When I was a kid, before I was saddled with the conviction that every wild place near home had been paved over and subjugated, I used to explore. When I was twelve, my eldest brother went into the Army. He returned home after basic training with gifts. For me he had an Army backpack and a canteen.
That pack might as well have been sewn with golden thread for how valuable it was to me. I’m sure my brother thought I would find some use for it, but I don’t think he had any idea what a little wanderer I was, and how fortunate a gift he’d given. That was my first backpack, and it meant that my travels could be greatly expanded — at least, in the geographic terms my twelve-year-old mind perceived. Without provisions, at most I could wander for twenty minutes or so along the creek that led away from our apartment complex into unnamed — and as far as I was concerned, uncharted — lands. But with my pack, stuffed with a PBJ, something to drink, a journal, and an extra pair of shoes, I wandered for hours. This was the standard stuff of a Midwestern childhood — butterflies, crawdads, minnows, the occasional raccoon, and lots of creek water. Neither of my parents knew what I was up to, and thank goodness, because one or both might have been tempted to put a stop to my little expeditions. Without them, my childhood would have been inexpressibly dimmer, and perhaps my adulthood as well.

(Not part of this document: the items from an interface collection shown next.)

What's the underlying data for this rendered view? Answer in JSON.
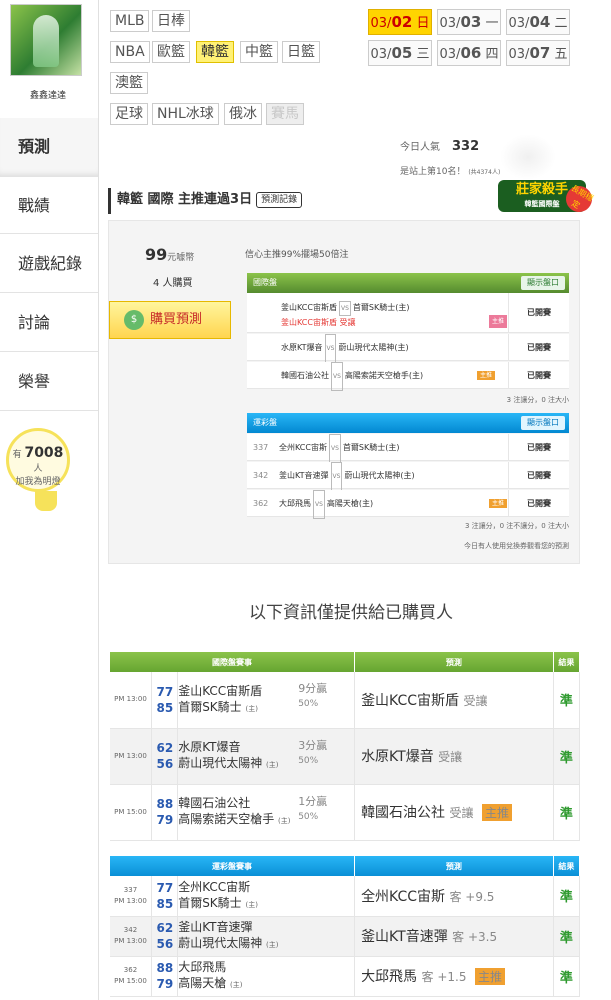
{
  "profile": {
    "name": "鑫鑫達達"
  },
  "sidebar": {
    "tabs": [
      "預測",
      "戰績",
      "遊戲紀錄",
      "討論",
      "榮譽"
    ],
    "active": 0
  },
  "fans": {
    "prefix": "有",
    "count": "7008",
    "unit": "人",
    "cta": "加我為明燈"
  },
  "sports": {
    "row1": [
      "MLB",
      "日棒"
    ],
    "row2": [
      "NBA",
      "歐籃",
      "韓籃",
      "中籃",
      "日籃"
    ],
    "row3": [
      "澳籃"
    ],
    "row4": [
      "足球",
      "NHL冰球",
      "俄冰",
      "賽馬"
    ],
    "active": "韓籃",
    "disabled": "賽馬"
  },
  "dates": [
    {
      "md": "03/",
      "d": "02",
      "wd": "日",
      "active": true
    },
    {
      "md": "03/",
      "d": "03",
      "wd": "一"
    },
    {
      "md": "03/",
      "d": "04",
      "wd": "二"
    },
    {
      "md": "03/",
      "d": "05",
      "wd": "三"
    },
    {
      "md": "03/",
      "d": "06",
      "wd": "四"
    },
    {
      "md": "03/",
      "d": "07",
      "wd": "五"
    }
  ],
  "stats": {
    "popularity_label": "今日人氣",
    "popularity": "332",
    "rank_text": "是站上第10名！",
    "rank_small": "(共4374人)"
  },
  "headline": {
    "text": "韓籃 國際 主推連過3日",
    "record_btn": "預測記錄"
  },
  "badge": {
    "title": "莊家殺手",
    "sub": "韓籃國際盤",
    "tag": "長期穩定"
  },
  "purchase": {
    "price": "99",
    "price_unit": "元噱幣",
    "buyers": "4 人購買",
    "buy_label": "購買預測",
    "confidence": "信心主推99%擺場50倍注"
  },
  "intl": {
    "header": "國際盤",
    "show_btn": "顯示盤口",
    "rows": [
      {
        "home": "釜山KCC宙斯盾",
        "away": "首爾SK騎士(主)",
        "pick": "釜山KCC宙斯盾 受讓",
        "tag": "主推",
        "status": "已開賽"
      },
      {
        "home": "水原KT爆音",
        "away": "蔚山現代太陽神(主)",
        "status": "已開賽"
      },
      {
        "home": "韓國石油公社",
        "away": "高陽索諾天空槍手(主)",
        "tag": "主推",
        "status": "已開賽"
      }
    ],
    "foot": "3 注讓分，0 注大小"
  },
  "lottery": {
    "header": "運彩盤",
    "show_btn": "顯示盤口",
    "rows": [
      {
        "no": "337",
        "home": "全州KCC宙斯",
        "away": "首爾SK騎士(主)",
        "status": "已開賽"
      },
      {
        "no": "342",
        "home": "釜山KT音速彈",
        "away": "蔚山現代太陽神(主)",
        "status": "已開賽"
      },
      {
        "no": "362",
        "home": "大邱飛馬",
        "away": "高陽天槍(主)",
        "tag": "主推",
        "status": "已開賽"
      }
    ],
    "foot": "3 注讓分，0 注不讓分，0 注大小",
    "foot2": "今日有人使用兌換券觀看您的預測"
  },
  "buyers_only": "以下資訊僅提供給已購買人",
  "table_intl": {
    "headers": [
      "國際盤賽事",
      "預測",
      "結果"
    ],
    "rows": [
      {
        "time": "PM 13:00",
        "s1": "77",
        "t1": "釜山KCC宙斯盾",
        "s2": "85",
        "t2": "首爾SK騎士",
        "h": "(主)",
        "res": "9分贏",
        "pct": "50%",
        "pick": "釜山KCC宙斯盾",
        "pick_note": "受讓",
        "result": "準"
      },
      {
        "time": "PM 13:00",
        "s1": "62",
        "t1": "水原KT爆音",
        "s2": "56",
        "t2": "蔚山現代太陽神",
        "h": "(主)",
        "res": "3分贏",
        "pct": "50%",
        "pick": "水原KT爆音",
        "pick_note": "受讓",
        "result": "準"
      },
      {
        "time": "PM 15:00",
        "s1": "88",
        "t1": "韓國石油公社",
        "s2": "79",
        "t2": "高陽索諾天空槍手",
        "h": "(主)",
        "res": "1分贏",
        "pct": "50%",
        "pick": "韓國石油公社",
        "pick_note": "受讓",
        "result": "準"
      }
    ]
  },
  "table_lottery": {
    "headers": [
      "運彩盤賽事",
      "預測",
      "結果"
    ],
    "rows": [
      {
        "no": "337",
        "time": "PM 13:00",
        "s1": "77",
        "t1": "全州KCC宙斯",
        "s2": "85",
        "t2": "首爾SK騎士",
        "h": "(主)",
        "pick": "全州KCC宙斯",
        "pick_note": "客 +9.5",
        "result": "準"
      },
      {
        "no": "342",
        "time": "PM 13:00",
        "s1": "62",
        "t1": "釜山KT音速彈",
        "s2": "56",
        "t2": "蔚山現代太陽神",
        "h": "(主)",
        "pick": "釜山KT音速彈",
        "pick_note": "客 +3.5",
        "result": "準"
      },
      {
        "no": "362",
        "time": "PM 15:00",
        "s1": "88",
        "t1": "大邱飛馬",
        "s2": "79",
        "t2": "高陽天槍",
        "h": "(主)",
        "pick": "大邱飛馬",
        "pick_note": "客 +1.5",
        "result": "準"
      }
    ]
  }
}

Of course, times have changed, as they say. Thirty years later, the places I explored with that backpack are now mostly subdivisions. There are far fewer paths for kids to take into places that are not quite large enough to be called wilderness, but are not at all civilized. Now I live on a 1.5 acre plot just outside Interstate 465 around Indianapolis. It feels a lot less urbanized — or even suburbanized — around here, but I still assumed there were no spaces available for exploration. And then we started to hear from our neighbors about a path that branches off the street in the neighborhood next to our house. One neighbor mentioned that he goes birdwatching in a field behind the subdivision. Another neighbor told us there were two lakes, complete with beavers, toward the back of the lengthy open area.
How did I miss this? I wasted no time, and announced my intention this morning to explore this place. Travis is at the tail end of five days of a vicious stomach flu, and its indicative of either his affection for me or his own exploratory nature that he agreed to go with me. As for the path, we had passed it hundreds of times, and had always assumed it was a driveway.
It wasn’t a driveway. It led to this:
We weren’t on this road two minutes before a coyote ran across it. Thomas was good. He came back when called, and the coyote was smart enough to make itself scarce. We saw it again on the way back; it started to run across the road from the woods, saw us and then slipped back into the forest. Eventually we came to two thickly wooded, natural lakes. There were frogs and turtles, and a beaver swam busily in the water, tree branch in tow. Birds flew about industriously, small twigs in their beaks for nesting material. Our mouths dropped open.
“It looks like a completely healthy ecosystem,” I said in awe.
We walked all around the largest lake, and on our way back we ran into an older man, shirtless and tanned, with a fishing pole. He gave us the rundown. The place is owned by several people. They don’t mind people strolling through, but they’re pretty picky about actual, extended use. They’d given him permission to fish. I’m pretty sure they won’t care about my photography and my walks, which is all I’m interested in anyway.
The morning was a delight, an unexpected bridge back to the time that formed my attraction to the natural world. Suddenly I was remembering what it was like to be twelve, and finding an improbable landscape, a non-designated, unmarked wild space, that was not supposed to be there.